This 2-1/2 story house sits under a gable roof with an L-shaped plan. The gables feature enclosed eaves with wide rake and frieze boards. A small gable is located at the northwest corner of the house in the inside corner of the L, covering the front porch. The porch gable is supported by turned columns and features decorative spindle work in the gable end. An octagonal bay projects out from the west side of the house, covered by a shallow hip roof and featuring a decorative frieze above the windows. The windows in the house are all 1/1 double-hung wood sash with chamfered board trim and prominent hood moldings. The house's foundation has been skirted with plywood, and a fully developed water table makes the transition to the drop siding that covers the main body of the house.
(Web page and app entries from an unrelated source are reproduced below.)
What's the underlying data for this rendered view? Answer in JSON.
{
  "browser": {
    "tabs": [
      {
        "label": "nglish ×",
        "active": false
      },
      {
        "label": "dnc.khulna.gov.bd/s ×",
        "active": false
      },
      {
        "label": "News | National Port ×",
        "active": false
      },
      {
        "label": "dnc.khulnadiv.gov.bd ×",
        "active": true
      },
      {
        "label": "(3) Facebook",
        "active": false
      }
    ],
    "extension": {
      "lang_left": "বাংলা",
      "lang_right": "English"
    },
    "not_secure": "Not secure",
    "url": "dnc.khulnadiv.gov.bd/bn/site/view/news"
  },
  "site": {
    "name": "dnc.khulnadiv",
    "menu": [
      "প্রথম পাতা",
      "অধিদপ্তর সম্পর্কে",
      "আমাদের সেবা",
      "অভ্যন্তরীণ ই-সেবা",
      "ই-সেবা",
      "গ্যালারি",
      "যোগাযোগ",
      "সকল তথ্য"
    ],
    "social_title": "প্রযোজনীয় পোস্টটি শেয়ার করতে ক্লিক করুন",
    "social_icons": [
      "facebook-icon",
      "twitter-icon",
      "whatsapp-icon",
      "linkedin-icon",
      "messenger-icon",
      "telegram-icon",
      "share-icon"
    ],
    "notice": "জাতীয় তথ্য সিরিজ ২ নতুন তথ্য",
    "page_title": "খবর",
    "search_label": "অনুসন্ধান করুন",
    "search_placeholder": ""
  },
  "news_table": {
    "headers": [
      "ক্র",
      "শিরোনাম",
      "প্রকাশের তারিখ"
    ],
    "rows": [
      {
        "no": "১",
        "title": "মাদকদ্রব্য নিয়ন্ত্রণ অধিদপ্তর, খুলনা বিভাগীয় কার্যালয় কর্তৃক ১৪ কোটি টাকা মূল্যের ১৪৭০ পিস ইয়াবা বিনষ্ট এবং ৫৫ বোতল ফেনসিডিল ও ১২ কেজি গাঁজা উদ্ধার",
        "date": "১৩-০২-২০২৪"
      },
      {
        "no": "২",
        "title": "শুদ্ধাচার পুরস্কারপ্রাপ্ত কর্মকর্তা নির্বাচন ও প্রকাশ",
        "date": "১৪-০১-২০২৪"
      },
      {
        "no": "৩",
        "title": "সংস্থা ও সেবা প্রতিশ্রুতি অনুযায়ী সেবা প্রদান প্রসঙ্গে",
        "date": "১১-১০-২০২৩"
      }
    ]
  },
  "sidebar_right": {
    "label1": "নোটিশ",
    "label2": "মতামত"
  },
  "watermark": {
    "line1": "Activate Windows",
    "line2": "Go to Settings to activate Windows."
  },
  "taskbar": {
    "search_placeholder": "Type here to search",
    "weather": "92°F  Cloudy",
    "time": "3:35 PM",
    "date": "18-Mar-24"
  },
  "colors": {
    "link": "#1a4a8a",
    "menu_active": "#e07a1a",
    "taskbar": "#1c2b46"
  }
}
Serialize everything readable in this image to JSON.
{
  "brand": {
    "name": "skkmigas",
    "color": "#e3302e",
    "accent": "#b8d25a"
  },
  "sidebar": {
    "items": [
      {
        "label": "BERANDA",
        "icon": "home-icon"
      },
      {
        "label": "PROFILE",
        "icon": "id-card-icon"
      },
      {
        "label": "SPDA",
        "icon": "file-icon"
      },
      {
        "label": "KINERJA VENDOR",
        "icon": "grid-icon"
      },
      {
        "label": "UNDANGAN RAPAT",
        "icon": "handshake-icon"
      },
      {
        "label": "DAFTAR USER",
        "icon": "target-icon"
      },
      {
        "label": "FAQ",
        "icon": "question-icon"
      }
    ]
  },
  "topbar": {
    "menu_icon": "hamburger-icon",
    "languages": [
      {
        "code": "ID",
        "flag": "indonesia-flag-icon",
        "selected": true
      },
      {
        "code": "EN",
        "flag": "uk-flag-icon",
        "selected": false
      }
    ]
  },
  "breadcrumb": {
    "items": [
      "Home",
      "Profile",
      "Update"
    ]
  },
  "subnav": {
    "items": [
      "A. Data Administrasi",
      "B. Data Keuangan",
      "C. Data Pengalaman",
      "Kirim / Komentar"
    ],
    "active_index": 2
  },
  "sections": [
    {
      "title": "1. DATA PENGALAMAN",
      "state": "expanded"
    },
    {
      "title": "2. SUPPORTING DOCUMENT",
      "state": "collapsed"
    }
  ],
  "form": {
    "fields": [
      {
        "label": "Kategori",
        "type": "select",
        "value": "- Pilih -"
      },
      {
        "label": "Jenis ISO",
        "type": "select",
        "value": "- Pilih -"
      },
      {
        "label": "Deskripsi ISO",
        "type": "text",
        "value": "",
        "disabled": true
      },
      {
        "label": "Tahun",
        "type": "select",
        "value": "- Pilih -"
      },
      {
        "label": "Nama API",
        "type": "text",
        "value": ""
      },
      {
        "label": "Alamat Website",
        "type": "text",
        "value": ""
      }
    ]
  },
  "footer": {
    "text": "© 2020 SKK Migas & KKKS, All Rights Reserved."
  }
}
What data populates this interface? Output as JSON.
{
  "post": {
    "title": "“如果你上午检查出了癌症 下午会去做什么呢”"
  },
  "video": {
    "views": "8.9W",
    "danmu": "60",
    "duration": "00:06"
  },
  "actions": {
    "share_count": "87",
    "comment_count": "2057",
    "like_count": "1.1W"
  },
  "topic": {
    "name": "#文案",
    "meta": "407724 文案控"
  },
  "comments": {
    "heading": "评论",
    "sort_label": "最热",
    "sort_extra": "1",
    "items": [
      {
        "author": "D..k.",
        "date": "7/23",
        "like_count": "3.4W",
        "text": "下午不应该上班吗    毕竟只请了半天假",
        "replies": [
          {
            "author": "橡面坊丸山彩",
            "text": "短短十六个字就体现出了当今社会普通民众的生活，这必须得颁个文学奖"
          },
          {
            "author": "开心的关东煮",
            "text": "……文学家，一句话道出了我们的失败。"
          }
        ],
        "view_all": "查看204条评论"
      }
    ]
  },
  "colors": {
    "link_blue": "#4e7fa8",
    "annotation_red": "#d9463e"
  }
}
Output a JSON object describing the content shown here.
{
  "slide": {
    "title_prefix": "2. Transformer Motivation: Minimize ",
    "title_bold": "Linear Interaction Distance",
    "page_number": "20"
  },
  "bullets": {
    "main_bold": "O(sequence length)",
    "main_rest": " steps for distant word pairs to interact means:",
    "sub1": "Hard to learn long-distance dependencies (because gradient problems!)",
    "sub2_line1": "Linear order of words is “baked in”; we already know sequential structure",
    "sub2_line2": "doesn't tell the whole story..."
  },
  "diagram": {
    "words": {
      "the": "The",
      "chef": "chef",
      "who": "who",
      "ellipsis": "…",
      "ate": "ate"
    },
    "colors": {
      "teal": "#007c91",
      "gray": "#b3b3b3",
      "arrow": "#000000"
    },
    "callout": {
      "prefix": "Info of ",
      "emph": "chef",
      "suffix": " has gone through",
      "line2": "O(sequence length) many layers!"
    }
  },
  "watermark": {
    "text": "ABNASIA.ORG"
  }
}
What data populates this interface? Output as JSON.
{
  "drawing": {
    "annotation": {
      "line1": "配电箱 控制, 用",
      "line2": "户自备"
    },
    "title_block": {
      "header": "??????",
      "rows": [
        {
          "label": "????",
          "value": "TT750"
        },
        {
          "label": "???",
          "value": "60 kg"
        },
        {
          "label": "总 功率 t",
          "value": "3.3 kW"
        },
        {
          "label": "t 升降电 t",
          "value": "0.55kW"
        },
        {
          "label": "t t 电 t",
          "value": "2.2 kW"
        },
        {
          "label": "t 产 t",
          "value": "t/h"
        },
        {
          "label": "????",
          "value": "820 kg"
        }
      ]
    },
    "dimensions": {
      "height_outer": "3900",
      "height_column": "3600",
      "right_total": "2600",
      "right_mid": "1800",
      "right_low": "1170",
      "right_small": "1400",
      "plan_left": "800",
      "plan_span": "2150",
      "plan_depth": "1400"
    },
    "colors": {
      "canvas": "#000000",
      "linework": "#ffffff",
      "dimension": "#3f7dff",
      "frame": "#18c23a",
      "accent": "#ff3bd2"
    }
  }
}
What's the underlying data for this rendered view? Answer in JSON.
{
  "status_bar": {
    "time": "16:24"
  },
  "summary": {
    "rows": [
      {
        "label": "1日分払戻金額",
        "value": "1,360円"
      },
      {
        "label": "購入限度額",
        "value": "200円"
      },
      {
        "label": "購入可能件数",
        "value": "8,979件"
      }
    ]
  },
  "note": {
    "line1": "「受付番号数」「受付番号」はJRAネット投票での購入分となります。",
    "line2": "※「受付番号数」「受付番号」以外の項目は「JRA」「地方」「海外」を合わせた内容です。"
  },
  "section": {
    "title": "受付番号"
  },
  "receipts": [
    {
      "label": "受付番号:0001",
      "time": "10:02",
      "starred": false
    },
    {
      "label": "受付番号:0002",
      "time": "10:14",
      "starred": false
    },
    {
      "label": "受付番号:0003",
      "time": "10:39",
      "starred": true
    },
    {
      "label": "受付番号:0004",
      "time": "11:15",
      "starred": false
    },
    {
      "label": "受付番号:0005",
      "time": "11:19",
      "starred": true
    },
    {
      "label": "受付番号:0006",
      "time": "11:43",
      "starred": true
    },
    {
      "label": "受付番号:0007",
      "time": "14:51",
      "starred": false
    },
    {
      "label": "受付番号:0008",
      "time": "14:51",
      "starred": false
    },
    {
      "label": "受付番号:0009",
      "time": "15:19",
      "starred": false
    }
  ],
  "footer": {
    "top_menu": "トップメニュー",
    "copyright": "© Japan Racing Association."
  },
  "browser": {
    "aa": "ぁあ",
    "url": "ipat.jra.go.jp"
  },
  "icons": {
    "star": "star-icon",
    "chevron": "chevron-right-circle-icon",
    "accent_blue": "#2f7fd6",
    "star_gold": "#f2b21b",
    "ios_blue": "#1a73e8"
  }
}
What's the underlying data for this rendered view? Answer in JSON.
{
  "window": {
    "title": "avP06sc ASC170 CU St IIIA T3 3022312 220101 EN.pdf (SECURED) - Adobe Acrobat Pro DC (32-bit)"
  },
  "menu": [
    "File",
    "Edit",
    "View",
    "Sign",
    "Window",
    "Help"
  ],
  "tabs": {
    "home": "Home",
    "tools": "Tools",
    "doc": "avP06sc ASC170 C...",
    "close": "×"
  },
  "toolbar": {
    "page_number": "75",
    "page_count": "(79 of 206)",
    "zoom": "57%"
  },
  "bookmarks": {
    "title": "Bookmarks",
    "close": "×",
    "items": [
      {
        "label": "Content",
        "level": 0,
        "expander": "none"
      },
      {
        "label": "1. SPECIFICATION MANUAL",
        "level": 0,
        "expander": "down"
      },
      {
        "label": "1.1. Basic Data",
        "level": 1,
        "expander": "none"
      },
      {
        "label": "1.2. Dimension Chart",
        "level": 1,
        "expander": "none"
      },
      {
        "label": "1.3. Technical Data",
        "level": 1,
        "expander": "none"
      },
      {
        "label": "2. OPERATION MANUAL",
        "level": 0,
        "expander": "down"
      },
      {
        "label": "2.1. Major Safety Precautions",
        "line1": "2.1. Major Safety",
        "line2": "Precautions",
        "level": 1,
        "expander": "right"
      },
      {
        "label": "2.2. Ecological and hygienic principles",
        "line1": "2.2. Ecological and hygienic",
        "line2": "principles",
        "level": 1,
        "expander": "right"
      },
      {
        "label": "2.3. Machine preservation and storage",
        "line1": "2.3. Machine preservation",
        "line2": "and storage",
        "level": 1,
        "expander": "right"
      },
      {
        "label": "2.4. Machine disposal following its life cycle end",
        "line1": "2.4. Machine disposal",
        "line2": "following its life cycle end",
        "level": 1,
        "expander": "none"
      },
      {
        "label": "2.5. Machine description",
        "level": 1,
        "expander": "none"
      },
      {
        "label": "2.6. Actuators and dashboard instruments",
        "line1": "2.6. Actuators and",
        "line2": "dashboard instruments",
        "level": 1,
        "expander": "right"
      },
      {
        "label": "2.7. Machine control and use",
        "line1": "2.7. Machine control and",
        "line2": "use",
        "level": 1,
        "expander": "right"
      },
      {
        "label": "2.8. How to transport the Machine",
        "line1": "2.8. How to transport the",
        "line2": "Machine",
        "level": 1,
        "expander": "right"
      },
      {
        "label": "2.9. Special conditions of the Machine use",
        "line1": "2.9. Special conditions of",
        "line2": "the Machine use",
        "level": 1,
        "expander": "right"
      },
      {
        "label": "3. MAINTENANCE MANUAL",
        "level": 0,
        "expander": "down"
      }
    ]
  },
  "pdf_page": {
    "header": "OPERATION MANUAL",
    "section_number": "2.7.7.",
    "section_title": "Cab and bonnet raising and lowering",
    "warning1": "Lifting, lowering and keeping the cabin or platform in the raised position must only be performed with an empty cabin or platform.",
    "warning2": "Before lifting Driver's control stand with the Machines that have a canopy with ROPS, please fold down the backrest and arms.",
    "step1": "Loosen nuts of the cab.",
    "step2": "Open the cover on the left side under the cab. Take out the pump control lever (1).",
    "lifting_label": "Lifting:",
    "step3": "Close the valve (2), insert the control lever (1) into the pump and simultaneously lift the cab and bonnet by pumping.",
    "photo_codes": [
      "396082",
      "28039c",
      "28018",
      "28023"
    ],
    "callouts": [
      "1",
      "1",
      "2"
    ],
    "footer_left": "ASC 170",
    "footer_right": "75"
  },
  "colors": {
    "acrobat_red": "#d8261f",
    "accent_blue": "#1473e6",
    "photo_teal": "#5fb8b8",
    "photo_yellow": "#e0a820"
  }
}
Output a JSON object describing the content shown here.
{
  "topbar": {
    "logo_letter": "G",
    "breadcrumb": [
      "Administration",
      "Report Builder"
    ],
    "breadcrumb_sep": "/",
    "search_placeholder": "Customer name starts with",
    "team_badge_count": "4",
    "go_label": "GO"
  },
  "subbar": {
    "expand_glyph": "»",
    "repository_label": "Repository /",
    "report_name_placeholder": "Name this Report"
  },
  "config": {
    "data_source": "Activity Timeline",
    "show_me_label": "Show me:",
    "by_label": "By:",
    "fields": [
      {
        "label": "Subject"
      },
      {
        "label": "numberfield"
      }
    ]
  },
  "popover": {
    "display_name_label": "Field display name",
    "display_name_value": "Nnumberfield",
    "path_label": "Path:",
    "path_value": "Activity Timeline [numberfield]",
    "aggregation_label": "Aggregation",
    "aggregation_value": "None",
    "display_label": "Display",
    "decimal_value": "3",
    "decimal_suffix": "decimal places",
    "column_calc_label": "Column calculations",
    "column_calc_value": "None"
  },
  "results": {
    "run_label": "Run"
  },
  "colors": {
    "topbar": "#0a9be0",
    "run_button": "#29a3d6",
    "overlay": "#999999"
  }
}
The siding is finished with chamfered cornerboards that match the window trim. A large chimney is located on the south wall of the house and was apparently rebuilt using buff colored brick. A second smaller chimney of red brick is located on the north side of the house.
Statement of Significance: The house was originally owned by a widow, Helen Warren, who sold it to Mary Elizabeth Miller Barlow in 1890. Mary Barlow was the widow of John L. Barlow, whose father Samuel Kimbrough Barlow built the famous Barlow Road which led emigrants of the Oregon Trail to Oregon City. John Barlow's brother William founded Canemah, along with Absolom Hedges. Canemah is Oregon City's National Register Historic District. After over 30 years with Mrs. Barlow, she sold the house to Nieta Barlow Lawrence in 1923. In 1938, the house became the property of Harding Estate, Inc. In 1945, Imogene Harding Brodie purchased the house and lots 5 and 6. Lot 5 was sold off in 1952. Mrs. Brodie also sold lot 6 with the house to Ivan and Josephine Carlson. By 1958, Bernard and Mary Carlson were the owners. Bernard was a salesman. Josephine was an owner in 1960, as well as a cook at Fern's Fountain Lunch. In 1962, Josephine and Ivan were the owners.